### [What you should do]
Keep every word of the entries and print them exactly; the pictures stay out.

### [Input data]
- - - - -
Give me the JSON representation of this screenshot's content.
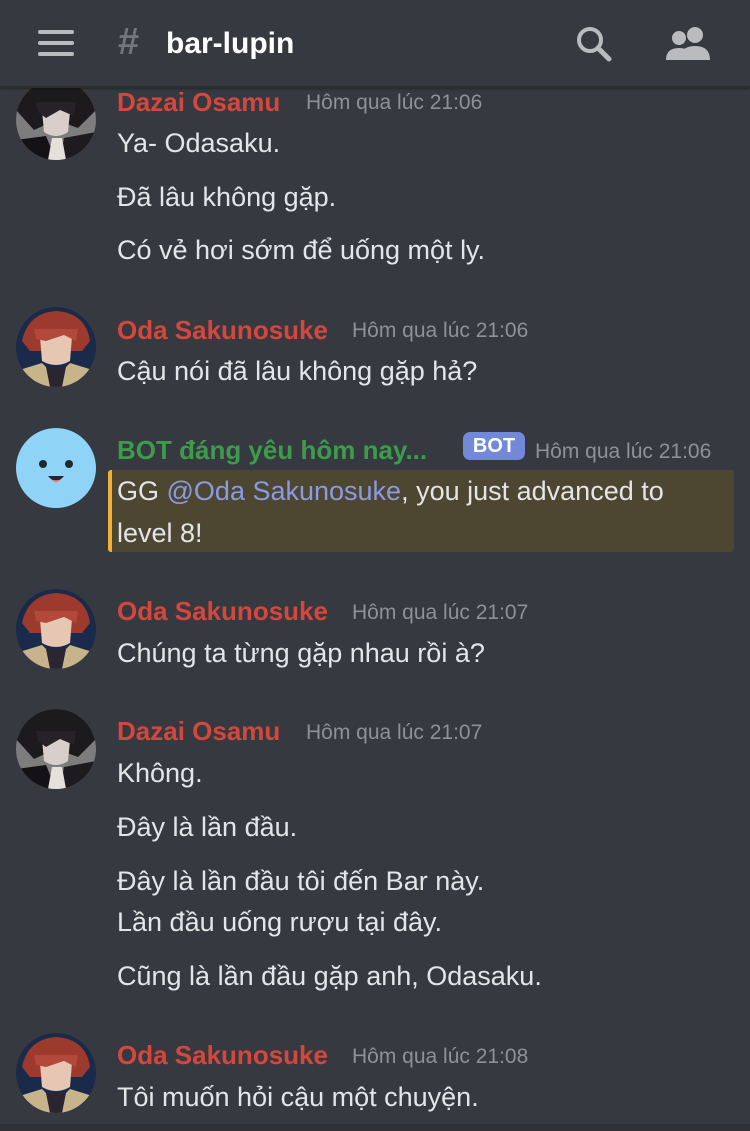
{
  "header": {
    "hash": "#",
    "channel": "bar-lupin",
    "menu_icon": "hamburger-menu-icon",
    "search_icon": "search-icon",
    "members_icon": "members-icon"
  },
  "colors": {
    "background": "#36393f",
    "username_red": "#d5473d",
    "username_green": "#3d9b4b",
    "bot_badge": "#7289da",
    "mention_bg": "#4d4631",
    "mention_bar": "#f0b132",
    "mention_text": "#8a9be6"
  },
  "messages": [
    {
      "author": "Dazai Osamu",
      "time": "Hôm qua lúc 21:06",
      "lines": [
        "Ya- Odasaku.",
        "Đã lâu không gặp.",
        "Có vẻ hơi sớm để uống một ly."
      ]
    },
    {
      "author": "Oda Sakunosuke",
      "time": "Hôm qua lúc 21:06",
      "lines": [
        "Cậu nói đã lâu không gặp hả?"
      ]
    },
    {
      "author": "BOT đáng yêu hôm nay...",
      "badge": "BOT",
      "time": "Hôm qua lúc 21:06",
      "mention_prefix": "GG ",
      "mention": "@Oda Sakunosuke",
      "mention_suffix": ", you just advanced to",
      "mention_line2": "level 8!"
    },
    {
      "author": "Oda Sakunosuke",
      "time": "Hôm qua lúc 21:07",
      "lines": [
        "Chúng ta từng gặp nhau rồi à?"
      ]
    },
    {
      "author": "Dazai Osamu",
      "time": "Hôm qua lúc 21:07",
      "lines": [
        "Không.",
        "Đây là lần đầu.",
        "Đây là lần đầu tôi đến Bar này.",
        "Lần đầu uống rượu tại đây.",
        "Cũng là lần đầu gặp anh, Odasaku."
      ]
    },
    {
      "author": "Oda Sakunosuke",
      "time": "Hôm qua lúc 21:08",
      "lines": [
        "Tôi muốn hỏi cậu một chuyện."
      ]
    }
  ]
}
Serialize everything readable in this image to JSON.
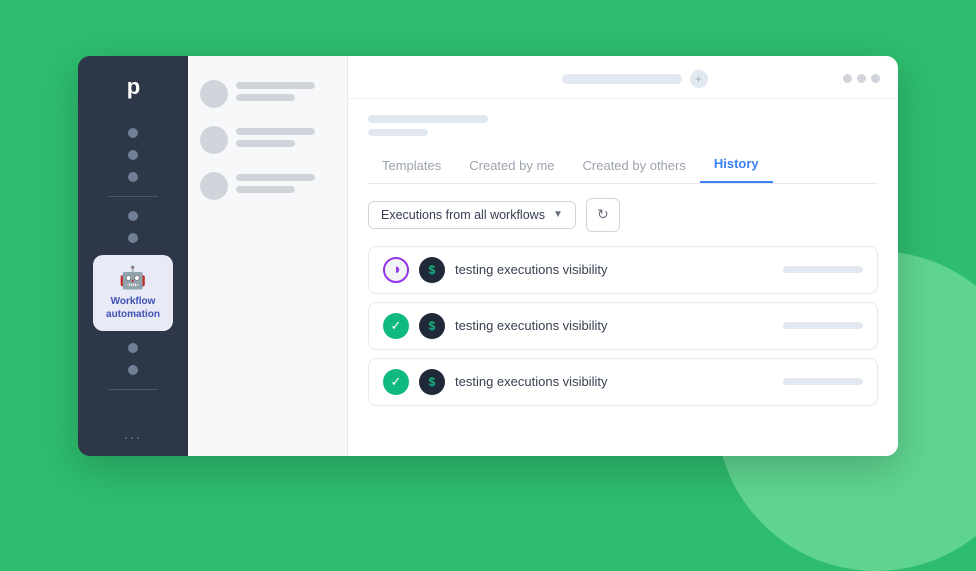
{
  "sidebar": {
    "logo": "p",
    "active_item_label": "Workflow\nautomation",
    "more_dots": "..."
  },
  "topbar": {
    "plus_icon": "+",
    "dots": [
      "dot1",
      "dot2",
      "dot3"
    ]
  },
  "tabs": [
    {
      "id": "templates",
      "label": "Templates",
      "active": false
    },
    {
      "id": "created-by-me",
      "label": "Created by me",
      "active": false
    },
    {
      "id": "created-by-others",
      "label": "Created by others",
      "active": false
    },
    {
      "id": "history",
      "label": "History",
      "active": true
    }
  ],
  "filter": {
    "label": "Executions from all workflows",
    "chevron": "▼"
  },
  "refresh_button_icon": "↻",
  "executions": [
    {
      "id": 1,
      "status": "running",
      "status_char": "◑",
      "service_char": "$",
      "name": "testing executions visibility"
    },
    {
      "id": 2,
      "status": "success",
      "status_char": "✓",
      "service_char": "$",
      "name": "testing executions visibility"
    },
    {
      "id": 3,
      "status": "success",
      "status_char": "✓",
      "service_char": "$",
      "name": "testing executions visibility"
    }
  ],
  "colors": {
    "active_tab": "#3b82f6",
    "success_green": "#10b981",
    "running_purple": "#9333ea",
    "sidebar_bg": "#2d3748",
    "active_item_bg": "#e8eaf6",
    "active_item_label": "#3f51b5"
  }
}
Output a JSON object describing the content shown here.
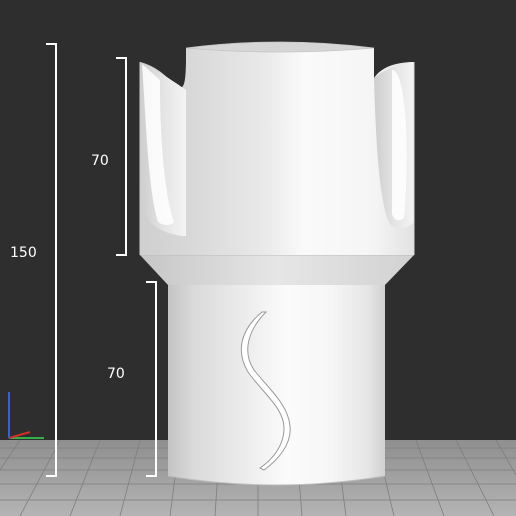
{
  "dimensions": {
    "total": "150",
    "upper": "70",
    "lower": "70"
  },
  "colors": {
    "background": "#2e2e2e",
    "floor": "#a8a8a8",
    "floor_grid": "#8c8c8c",
    "dimension_lines": "#ffffff",
    "model_light": "#f7f7f7",
    "model_mid": "#dcdcdc",
    "model_dark": "#b2b2b2",
    "axis_x": "#d0302a",
    "axis_y": "#35b048",
    "axis_z": "#3a5ed8"
  },
  "icons": [
    "axis-gizmo-icon"
  ]
}
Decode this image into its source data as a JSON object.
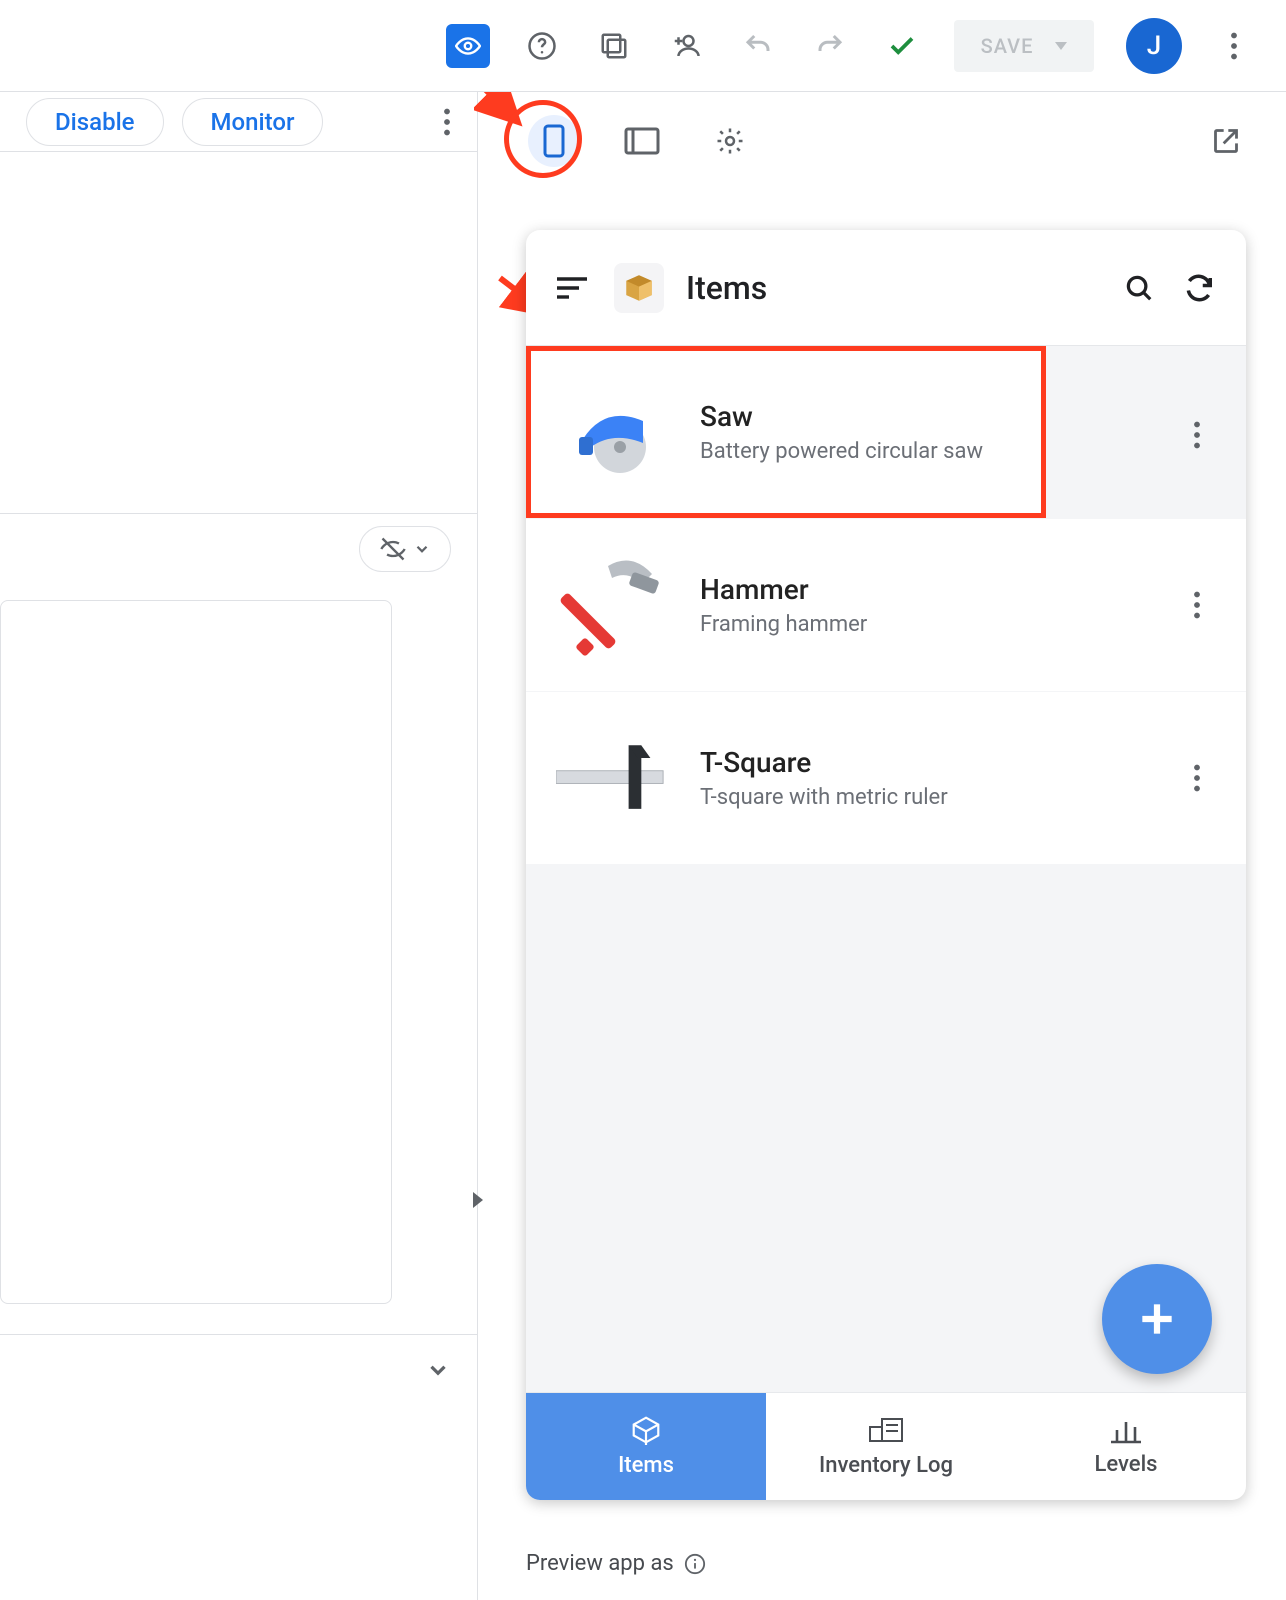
{
  "toolbar": {
    "save_label": "SAVE",
    "avatar_initial": "J"
  },
  "left_pane": {
    "chips": {
      "disable": "Disable",
      "monitor": "Monitor"
    }
  },
  "preview": {
    "header": {
      "title": "Items"
    },
    "items": [
      {
        "title": "Saw",
        "subtitle": "Battery powered circular saw"
      },
      {
        "title": "Hammer",
        "subtitle": "Framing hammer"
      },
      {
        "title": "T-Square",
        "subtitle": "T-square with metric ruler"
      }
    ],
    "tabs": [
      {
        "label": "Items"
      },
      {
        "label": "Inventory Log"
      },
      {
        "label": "Levels"
      }
    ]
  },
  "footer": {
    "text": "Preview app as"
  }
}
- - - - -
### [Solution to the problem]
Give me the JSON representation of this screenshot's content.
{
  "header": {
    "hash": "#",
    "channel": "bar-lupin",
    "menu_icon": "hamburger-menu-icon",
    "search_icon": "search-icon",
    "members_icon": "members-icon"
  },
  "colors": {
    "background": "#36393f",
    "username_red": "#d5473d",
    "username_green": "#3d9b4b",
    "bot_badge": "#7289da",
    "mention_bg": "#4d4631",
    "mention_bar": "#f0b132",
    "mention_text": "#8a9be6"
  },
  "messages": [
    {
      "author": "Dazai Osamu",
      "time": "Hôm qua lúc 21:06",
      "lines": [
        "Ya- Odasaku.",
        "Đã lâu không gặp.",
        "Có vẻ hơi sớm để uống một ly."
      ]
    },
    {
      "author": "Oda Sakunosuke",
      "time": "Hôm qua lúc 21:06",
      "lines": [
        "Cậu nói đã lâu không gặp hả?"
      ]
    },
    {
      "author": "BOT đáng yêu hôm nay...",
      "badge": "BOT",
      "time": "Hôm qua lúc 21:06",
      "mention_prefix": "GG ",
      "mention": "@Oda Sakunosuke",
      "mention_suffix": ", you just advanced to",
      "mention_line2": "level 8!"
    },
    {
      "author": "Oda Sakunosuke",
      "time": "Hôm qua lúc 21:07",
      "lines": [
        "Chúng ta từng gặp nhau rồi à?"
      ]
    },
    {
      "author": "Dazai Osamu",
      "time": "Hôm qua lúc 21:07",
      "lines": [
        "Không.",
        "Đây là lần đầu.",
        "Đây là lần đầu tôi đến Bar này.",
        "Lần đầu uống rượu tại đây.",
        "Cũng là lần đầu gặp anh, Odasaku."
      ]
    },
    {
      "author": "Oda Sakunosuke",
      "time": "Hôm qua lúc 21:08",
      "lines": [
        "Tôi muốn hỏi cậu một chuyện."
      ]
    }
  ]
}
Serialize everything readable in this image to JSON.
{
  "sidebar": {
    "logo": "p",
    "active_item_label": "Workflow\nautomation",
    "more_dots": "..."
  },
  "topbar": {
    "plus_icon": "+",
    "dots": [
      "dot1",
      "dot2",
      "dot3"
    ]
  },
  "tabs": [
    {
      "id": "templates",
      "label": "Templates",
      "active": false
    },
    {
      "id": "created-by-me",
      "label": "Created by me",
      "active": false
    },
    {
      "id": "created-by-others",
      "label": "Created by others",
      "active": false
    },
    {
      "id": "history",
      "label": "History",
      "active": true
    }
  ],
  "filter": {
    "label": "Executions from all workflows",
    "chevron": "▼"
  },
  "refresh_button_icon": "↻",
  "executions": [
    {
      "id": 1,
      "status": "running",
      "status_char": "◑",
      "service_char": "$",
      "name": "testing executions visibility"
    },
    {
      "id": 2,
      "status": "success",
      "status_char": "✓",
      "service_char": "$",
      "name": "testing executions visibility"
    },
    {
      "id": 3,
      "status": "success",
      "status_char": "✓",
      "service_char": "$",
      "name": "testing executions visibility"
    }
  ],
  "colors": {
    "active_tab": "#3b82f6",
    "success_green": "#10b981",
    "running_purple": "#9333ea",
    "sidebar_bg": "#2d3748",
    "active_item_bg": "#e8eaf6",
    "active_item_label": "#3f51b5"
  }
}
Output a JSON object describing the content shown here.
{
  "dimensions": {
    "total": "150",
    "upper": "70",
    "lower": "70"
  },
  "colors": {
    "background": "#2e2e2e",
    "floor": "#a8a8a8",
    "floor_grid": "#8c8c8c",
    "dimension_lines": "#ffffff",
    "model_light": "#f7f7f7",
    "model_mid": "#dcdcdc",
    "model_dark": "#b2b2b2",
    "axis_x": "#d0302a",
    "axis_y": "#35b048",
    "axis_z": "#3a5ed8"
  },
  "icons": [
    "axis-gizmo-icon"
  ]
}
Decode this image into its source data as a JSON object.
{
  "toolbar": {
    "save_label": "SAVE",
    "avatar_initial": "J"
  },
  "left_pane": {
    "chips": {
      "disable": "Disable",
      "monitor": "Monitor"
    }
  },
  "preview": {
    "header": {
      "title": "Items"
    },
    "items": [
      {
        "title": "Saw",
        "subtitle": "Battery powered circular saw"
      },
      {
        "title": "Hammer",
        "subtitle": "Framing hammer"
      },
      {
        "title": "T-Square",
        "subtitle": "T-square with metric ruler"
      }
    ],
    "tabs": [
      {
        "label": "Items"
      },
      {
        "label": "Inventory Log"
      },
      {
        "label": "Levels"
      }
    ]
  },
  "footer": {
    "text": "Preview app as"
  }
}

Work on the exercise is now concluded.